Objective: Trauma centers that perform more duplex ultrasounds report more deep vein thromboses (DVT). However, it is uncertain if this is due to variations in hospital practices or patient characteristics and case mix. We hypothesize that admission to trauma centers that use duplex ultrasound more frequently, independently predicts DVT reporting for individual patients, controlling for patient-level risk factors.

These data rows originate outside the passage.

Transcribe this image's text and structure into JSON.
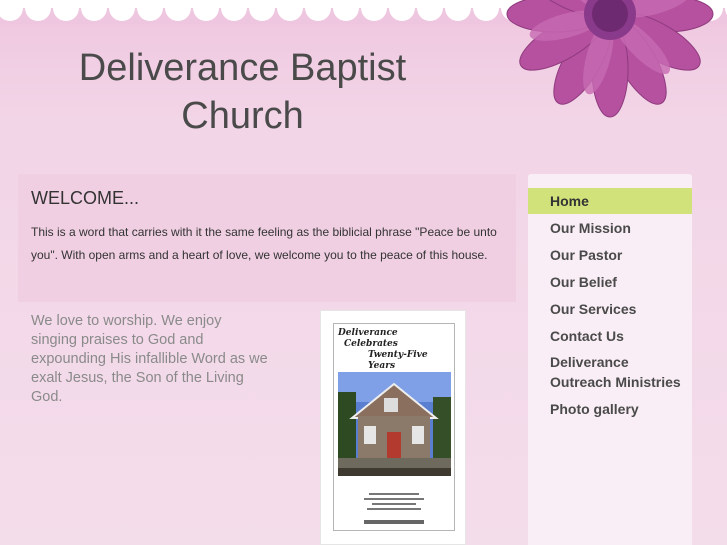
{
  "site": {
    "title_line1": "Deliverance Baptist",
    "title_line2": "Church"
  },
  "welcome": {
    "heading": "WELCOME...",
    "body": "This is a word that carries with it the same feeling as the biblicial phrase \"Peace be unto you\".  With open arms and a heart of love, we welcome you to the peace of this house."
  },
  "worship": {
    "text": "We love to worship.  We enjoy singing praises to God and expounding His infallible Word as we exalt Jesus, the Son of the Living God."
  },
  "flyer": {
    "line1": "Deliverance",
    "line2": "Celebrates",
    "line3": "Twenty-Five Years"
  },
  "nav": {
    "active": "Home",
    "items": [
      {
        "label": "Home"
      },
      {
        "label": "Our Mission"
      },
      {
        "label": "Our Pastor"
      },
      {
        "label": "Our Belief"
      },
      {
        "label": "Our Services"
      },
      {
        "label": "Contact Us"
      },
      {
        "label": "Deliverance Outreach Ministries"
      },
      {
        "label": "Photo gallery"
      }
    ]
  },
  "colors": {
    "nav_active_bg": "#d2e27a",
    "welcome_bg": "#f0cfe3",
    "flower": "#b5519f"
  },
  "icons": {
    "header_decoration": "flower-icon"
  }
}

Methods: We analyzed patients from trauma centers reporting at least one vascular ultrasound and one DVT to the National Trauma Data Bank (v6.2). Because National Trauma Data Bank contains no data on hospital duplex surveillance practice, we defined "screening" trauma centers as those performing ultrasound on more than 2% of patients. The primary outcome measure was DVT diagnosis. Multiple logistic regression was performed, using patient-level risk factor covariates as well as hospital duplex rate to compare patients at "screening" versus "non-screening" trauma centers. Sensitivity analysis was performed by varying duplex rate cutoff, outcome measure, and patient population.
Results: Approximately half of 492,496 patients were admitted to "screening" trauma centers. Unadjusted DVT rate was threefold higher in "screening" trauma center patients (1.18% vs. 0.35%, p < 0.001). Age > or = 40 years, extremity injury, head injury, ventilator days > or = 3, venous injury and major surgery were independently associated with DVT diagnosis. "Screening" trauma center admission was independently associated with a higher likelihood of DVT reporting (odds ratio, 2.16; 95% confidence interval, 1.07-4.34). No qualitative differences were identified on sensitivity analyses.
Conclusions: Trauma center ultrasound practice is an independent predictor of DVT diagnosis for individual patients, controlling for patient-level risk factors. Elevated DVT rates at these centers are due to surveillance bias. In the absence of standardized surveillance, hospital DVT rate is an inappropriate quality of care measure after trauma.